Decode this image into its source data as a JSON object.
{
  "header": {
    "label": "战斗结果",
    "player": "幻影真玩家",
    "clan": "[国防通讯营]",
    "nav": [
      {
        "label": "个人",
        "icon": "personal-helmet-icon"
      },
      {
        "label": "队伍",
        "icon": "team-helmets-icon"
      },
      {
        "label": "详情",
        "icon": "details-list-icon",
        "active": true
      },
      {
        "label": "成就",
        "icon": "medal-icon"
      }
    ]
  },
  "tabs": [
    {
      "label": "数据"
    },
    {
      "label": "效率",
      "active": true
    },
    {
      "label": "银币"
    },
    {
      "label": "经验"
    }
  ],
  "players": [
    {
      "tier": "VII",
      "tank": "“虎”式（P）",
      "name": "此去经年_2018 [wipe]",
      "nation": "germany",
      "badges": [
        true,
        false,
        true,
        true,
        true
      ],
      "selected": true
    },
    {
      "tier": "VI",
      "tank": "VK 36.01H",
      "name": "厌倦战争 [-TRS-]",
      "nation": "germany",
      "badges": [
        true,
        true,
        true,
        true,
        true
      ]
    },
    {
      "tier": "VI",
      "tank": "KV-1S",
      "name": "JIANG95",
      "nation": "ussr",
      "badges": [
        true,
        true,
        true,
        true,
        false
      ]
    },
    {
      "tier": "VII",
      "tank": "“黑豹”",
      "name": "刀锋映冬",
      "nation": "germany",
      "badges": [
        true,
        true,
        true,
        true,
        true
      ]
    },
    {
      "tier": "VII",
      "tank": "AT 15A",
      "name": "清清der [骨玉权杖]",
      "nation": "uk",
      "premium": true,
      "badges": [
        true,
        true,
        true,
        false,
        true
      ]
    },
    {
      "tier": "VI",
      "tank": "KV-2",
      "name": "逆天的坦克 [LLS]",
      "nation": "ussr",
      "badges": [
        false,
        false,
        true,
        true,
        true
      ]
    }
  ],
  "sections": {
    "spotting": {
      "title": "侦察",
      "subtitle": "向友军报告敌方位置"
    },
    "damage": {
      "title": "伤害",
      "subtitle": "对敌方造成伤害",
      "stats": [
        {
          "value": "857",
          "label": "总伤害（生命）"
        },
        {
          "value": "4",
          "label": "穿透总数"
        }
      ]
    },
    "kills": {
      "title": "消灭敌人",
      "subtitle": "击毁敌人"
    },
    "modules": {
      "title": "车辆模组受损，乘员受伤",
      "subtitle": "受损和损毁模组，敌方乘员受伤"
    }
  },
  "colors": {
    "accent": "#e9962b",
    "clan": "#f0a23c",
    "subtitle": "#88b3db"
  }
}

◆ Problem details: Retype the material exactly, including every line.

◆ Exercise response:
Decode this image into its source data as a JSON object.
{
  "header": {
    "label": "战斗结果",
    "player": "幻影真玩家",
    "clan": "[国防通讯营]",
    "nav": [
      {
        "label": "个人",
        "icon": "personal-helmet-icon"
      },
      {
        "label": "队伍",
        "icon": "team-helmets-icon"
      },
      {
        "label": "详情",
        "icon": "details-list-icon",
        "active": true
      },
      {
        "label": "成就",
        "icon": "medal-icon"
      }
    ]
  },
  "tabs": [
    {
      "label": "数据"
    },
    {
      "label": "效率",
      "active": true
    },
    {
      "label": "银币"
    },
    {
      "label": "经验"
    }
  ],
  "players": [
    {
      "tier": "VII",
      "tank": "“虎”式（P）",
      "name": "此去经年_2018 [wipe]",
      "nation": "germany",
      "badges": [
        true,
        false,
        true,
        true,
        true
      ],
      "selected": true
    },
    {
      "tier": "VI",
      "tank": "VK 36.01H",
      "name": "厌倦战争 [-TRS-]",
      "nation": "germany",
      "badges": [
        true,
        true,
        true,
        true,
        true
      ]
    },
    {
      "tier": "VI",
      "tank": "KV-1S",
      "name": "JIANG95",
      "nation": "ussr",
      "badges": [
        true,
        true,
        true,
        true,
        false
      ]
    },
    {
      "tier": "VII",
      "tank": "“黑豹”",
      "name": "刀锋映冬",
      "nation": "germany",
      "badges": [
        true,
        true,
        true,
        true,
        true
      ]
    },
    {
      "tier": "VII",
      "tank": "AT 15A",
      "name": "清清der [骨玉权杖]",
      "nation": "uk",
      "premium": true,
      "badges": [
        true,
        true,
        true,
        false,
        true
      ]
    },
    {
      "tier": "VI",
      "tank": "KV-2",
      "name": "逆天的坦克 [LLS]",
      "nation": "ussr",
      "badges": [
        false,
        false,
        true,
        true,
        true
      ]
    }
  ],
  "sections": {
    "spotting": {
      "title": "侦察",
      "subtitle": "向友军报告敌方位置"
    },
    "damage": {
      "title": "伤害",
      "subtitle": "对敌方造成伤害",
      "stats": [
        {
          "value": "857",
          "label": "总伤害（生命）"
        },
        {
          "value": "4",
          "label": "穿透总数"
        }
      ]
    },
    "kills": {
      "title": "消灭敌人",
      "subtitle": "击毁敌人"
    },
    "modules": {
      "title": "车辆模组受损，乘员受伤",
      "subtitle": "受损和损毁模组，敌方乘员受伤"
    }
  },
  "colors": {
    "accent": "#e9962b",
    "clan": "#f0a23c",
    "subtitle": "#88b3db"
  }
}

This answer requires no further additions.